Similarly the addition of group UAKTI and their mesmerising percussion which forms the bed in Kristoff Silva and Makely Ka’s spectacular song “Mar deserto” is riveting. Ms. Santoro’s voice echoes the desolation of the oceanic wasteland as UAKTI ring in the song with a hypnotic buzzing followed by melodic percussion played on pans and marimbas exquisitely tuned to capture the unique and flamboyant images that vocalist and composer Mr. Silva and Ms. Santoro echo through their harmonic interaction woven into the haunting flutes played by Alexandre Andrés. Similarly, the clever addition of Daniel Santiago on guitar and violão has the exact effect that is intended. Mr. Santiago’s playing on “Luz da Terra” is spectacular. It would also be remiss not to mention the exquisite playing of Rafael Vernet, the drummers, Keiko Freitas and Rafael Barata, painterly percussionists Marco Lobo and Mauricio Tizumba. Special mention needs be made of bassists Guto Wirtti and the inimitable Zeca Assumpção, who add colour to the harmonics that growl in the bass lines of the magnificent songs. However, ultimately it is the superb vocals of Paula Santoro that is the glue that holds it all together in this magnificent release by a chanteuse who deserves much wider recognition than she is given—for reasons that have nothing to do with her abilities as an artist. Perhaps it is this album that will set things right after all.

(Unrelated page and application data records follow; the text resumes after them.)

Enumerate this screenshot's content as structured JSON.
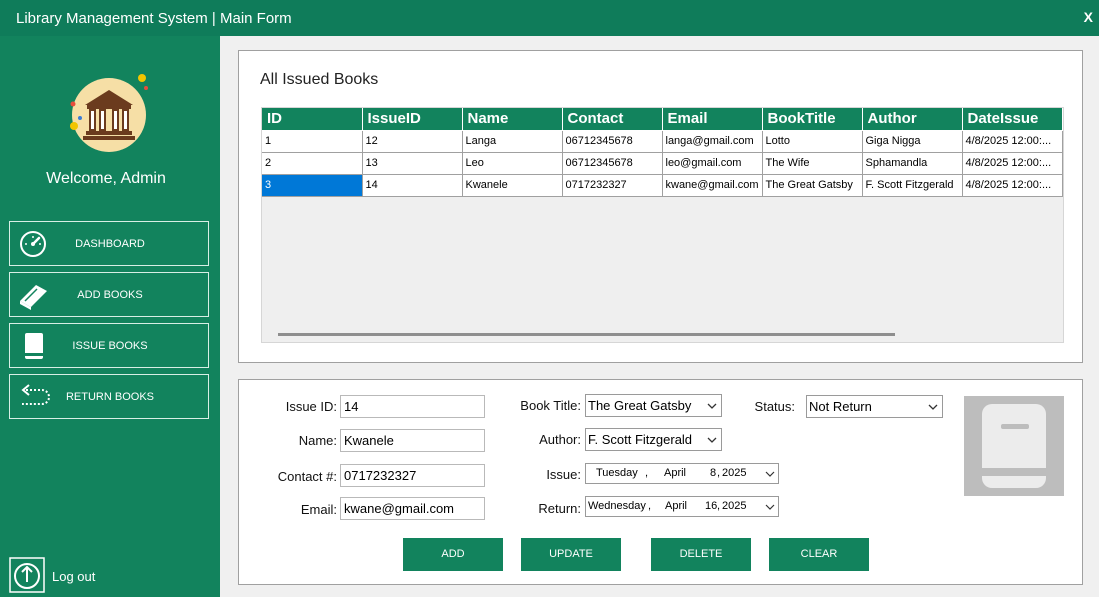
{
  "window": {
    "title": "Library Management System | Main Form",
    "close_label": "X"
  },
  "sidebar": {
    "welcome": "Welcome, Admin",
    "nav": [
      {
        "label": "DASHBOARD",
        "icon": "speedometer-icon"
      },
      {
        "label": "ADD BOOKS",
        "icon": "book-icon"
      },
      {
        "label": "ISSUE BOOKS",
        "icon": "closed-book-icon"
      },
      {
        "label": "RETURN BOOKS",
        "icon": "return-arrow-icon"
      }
    ],
    "logout_label": "Log out"
  },
  "issued_books": {
    "title": "All Issued Books",
    "columns": [
      "ID",
      "IssueID",
      "Name",
      "Contact",
      "Email",
      "BookTitle",
      "Author",
      "DateIssue"
    ],
    "rows": [
      [
        "1",
        "12",
        "Langa",
        "06712345678",
        "langa@gmail.com",
        "Lotto",
        "Giga Nigga",
        "4/8/2025 12:00:..."
      ],
      [
        "2",
        "13",
        "Leo",
        "06712345678",
        "leo@gmail.com",
        "The Wife",
        "Sphamandla",
        "4/8/2025 12:00:..."
      ],
      [
        "3",
        "14",
        "Kwanele",
        "0717232327",
        "kwane@gmail.com",
        "The Great Gatsby",
        "F. Scott Fitzgerald",
        "4/8/2025 12:00:..."
      ]
    ],
    "selected_row": 2
  },
  "form": {
    "issue_id_label": "Issue ID:",
    "issue_id_value": "14",
    "name_label": "Name:",
    "name_value": "Kwanele",
    "contact_label": "Contact #:",
    "contact_value": "0717232327",
    "email_label": "Email:",
    "email_value": "kwane@gmail.com",
    "book_title_label": "Book Title:",
    "book_title_value": "The Great Gatsby",
    "author_label": "Author:",
    "author_value": "F. Scott Fitzgerald",
    "issue_label": "Issue:",
    "issue_date": {
      "weekday": "Tuesday",
      "month": "April",
      "day": "8",
      "year": "2025"
    },
    "return_label": "Return:",
    "return_date": {
      "weekday": "Wednesday",
      "month": "April",
      "day": "16",
      "year": "2025"
    },
    "status_label": "Status:",
    "status_value": "Not Return"
  },
  "actions": {
    "add": "ADD",
    "update": "UPDATE",
    "delete": "DELETE",
    "clear": "CLEAR"
  },
  "colors": {
    "primary": "#12835d",
    "titlebar": "#0f7c5a",
    "selection": "#0078d7"
  }
}
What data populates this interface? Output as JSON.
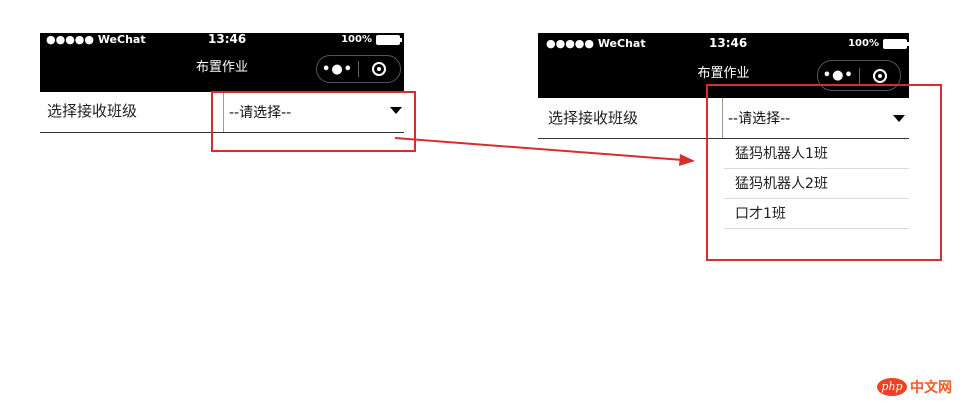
{
  "status_bar": {
    "carrier": "●●●●● WeChat",
    "time": "13:46",
    "battery": "100%"
  },
  "nav": {
    "title": "布置作业",
    "more_icon": "more-dots-icon",
    "close_icon": "target-icon"
  },
  "form": {
    "label": "选择接收班级",
    "select_value": "--请选择--",
    "options": [
      "猛犸机器人1班",
      "猛犸机器人2班",
      "口才1班"
    ]
  },
  "annotation": {
    "color": "#d62d2d"
  },
  "watermark": {
    "badge": "php",
    "text": "中文网"
  }
}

Track List: Guanabara; Alegria; Homem ao mar; Samburá de peixe miúdo; Flor; Mar deserto; Arabesco; Luz da terra; Joana dos barcos; Água salobra.

Personnel: Paula Santoro: voice; Rafael Vernet: piano (1, 2, 5, 7, 10); Fender Rhodes (1, 8, 9), caxia de folia (3); Zeca Assumpção: acoustic bass (1, 7, 8, 10); Guto Wirtti: acoustic bass (2, 3, 4, 9) Keiko Freitas: drums (1, 7, 8, 10); Rafael Barata: drums (9); Daniel Santiago: guitar (1), violão (3, 8); Marco Lobo: percussion (1 – 4, 7, 10); Mauricio Tizumba: congas (8); Gabriela Samy: vocals (4); Gustavo Camardella: vocals (4); Patricia Vic: vocals (4) UAKTI: Artur Andrés: fluta em sol, solo flute, Torre e marimba d’Angelim (6); Decio Ramos: marimba de vidro, Grande pan, darbuka, Torre e marimba d’Angelim (6); Kristoff Silva: violão d’aco, vocals (6); Alexandre Andrés: C and G flutes, vocals (6).

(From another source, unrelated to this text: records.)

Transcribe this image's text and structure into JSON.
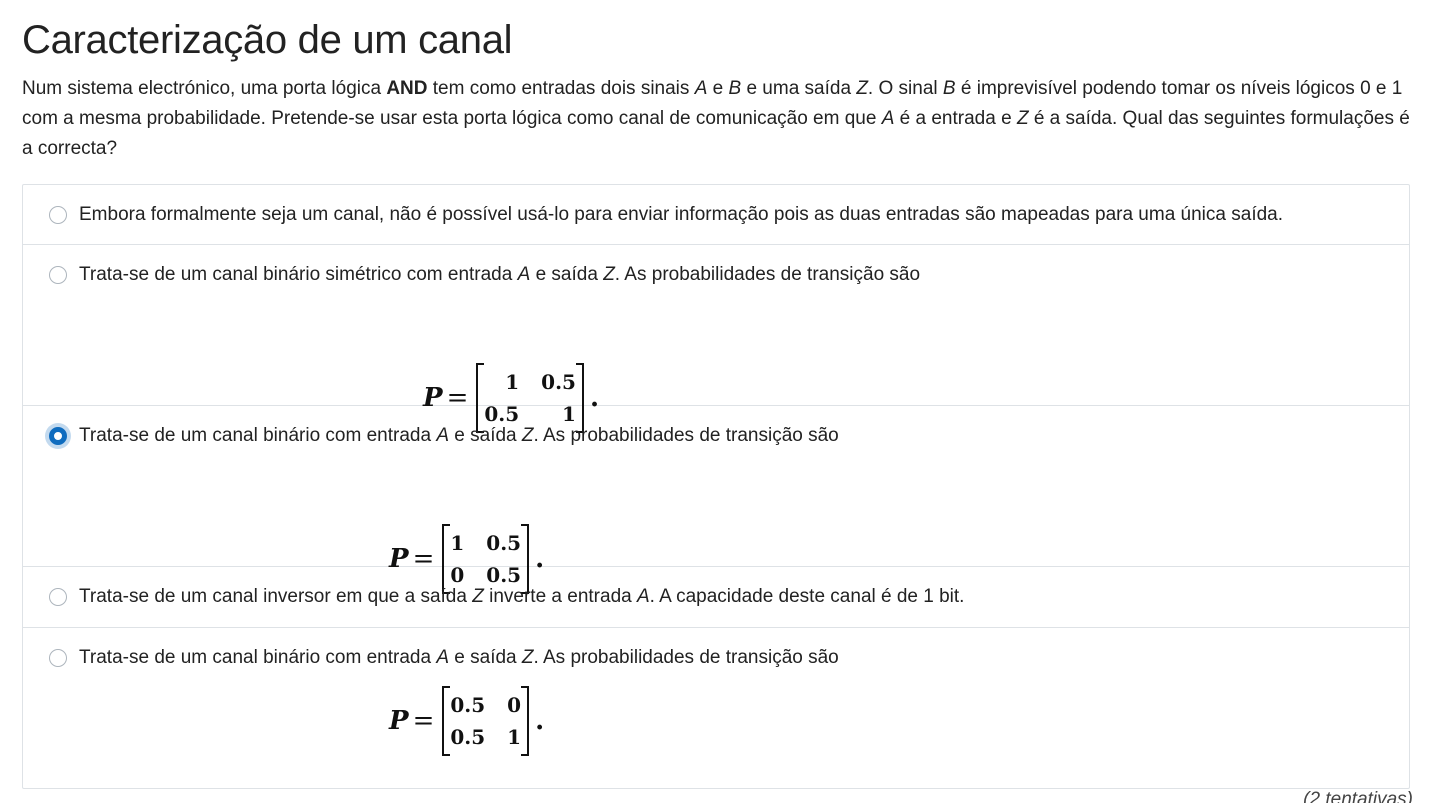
{
  "question": {
    "title": "Caracterização de um canal",
    "stem": {
      "p1": "Num sistema electrónico, uma porta lógica ",
      "and": "AND",
      "p2": " tem como entradas dois sinais ",
      "a": "A",
      "p3": " e ",
      "b": "B",
      "p4": " e uma saída ",
      "z": "Z",
      "p5": ". O sinal ",
      "b2": "B",
      "p6": " é imprevisível podendo tomar os níveis lógicos 0 e 1 com a mesma probabilidade. Pretende-se usar esta porta lógica como canal de comunicação em que ",
      "a2": "A",
      "p7": " é a entrada e ",
      "z2": "Z",
      "p8": " é a saída. Qual das seguintes formulações é a correcta?"
    }
  },
  "options": [
    {
      "text": "Embora formalmente seja um canal, não é possível usá-lo para enviar informação pois as duas entradas são mapeadas para uma única saída.",
      "selected": false
    },
    {
      "pre": "Trata-se de um canal binário simétrico com entrada ",
      "a": "A",
      "mid": " e saída ",
      "z": "Z",
      "post": ". As probabilidades de transição são",
      "matrix": {
        "p": "P",
        "eq": "=",
        "cells": [
          "1",
          "0.5",
          "0.5",
          "1"
        ],
        "dot": "."
      },
      "selected": false
    },
    {
      "pre": "Trata-se de um canal binário com entrada ",
      "a": "A",
      "mid": " e saída ",
      "z": "Z",
      "post": ". As probabilidades de transição são",
      "matrix": {
        "p": "P",
        "eq": "=",
        "cells": [
          "1",
          "0.5",
          "0",
          "0.5"
        ],
        "dot": "."
      },
      "selected": true
    },
    {
      "pre": "Trata-se de um canal inversor em que a saída ",
      "z": "Z",
      "mid": " inverte a entrada ",
      "a": "A",
      "post": ". A capacidade deste canal é de 1 bit.",
      "selected": false
    },
    {
      "pre": "Trata-se de um canal binário com entrada ",
      "a": "A",
      "mid": " e saída ",
      "z": "Z",
      "post": ". As probabilidades de transição são",
      "matrix": {
        "p": "P",
        "eq": "=",
        "cells": [
          "0.5",
          "0",
          "0.5",
          "1"
        ],
        "dot": "."
      },
      "selected": false
    }
  ],
  "footer": {
    "attempts": "(2 tentativas)"
  },
  "colors": {
    "accent": "#0f6cbf",
    "border": "#dee2e6",
    "text": "#222222"
  }
}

Paula Santoro on the web:

Label: Borandá Brasil | Release date: September 2012

Reviewed by: Raul da Gama

Based in Milton, Ontario, Canada, Raul is a poet, musician and an accomplished critic whose profound analysis is reinforced by his deep understanding of music, technically as well as historically.

Click to comment

Leave a Reply

Your email address will not be published. Required fields are marked *

This site uses Akismet to reduce spam. Learn how your comment data is processed.

Recommended Posts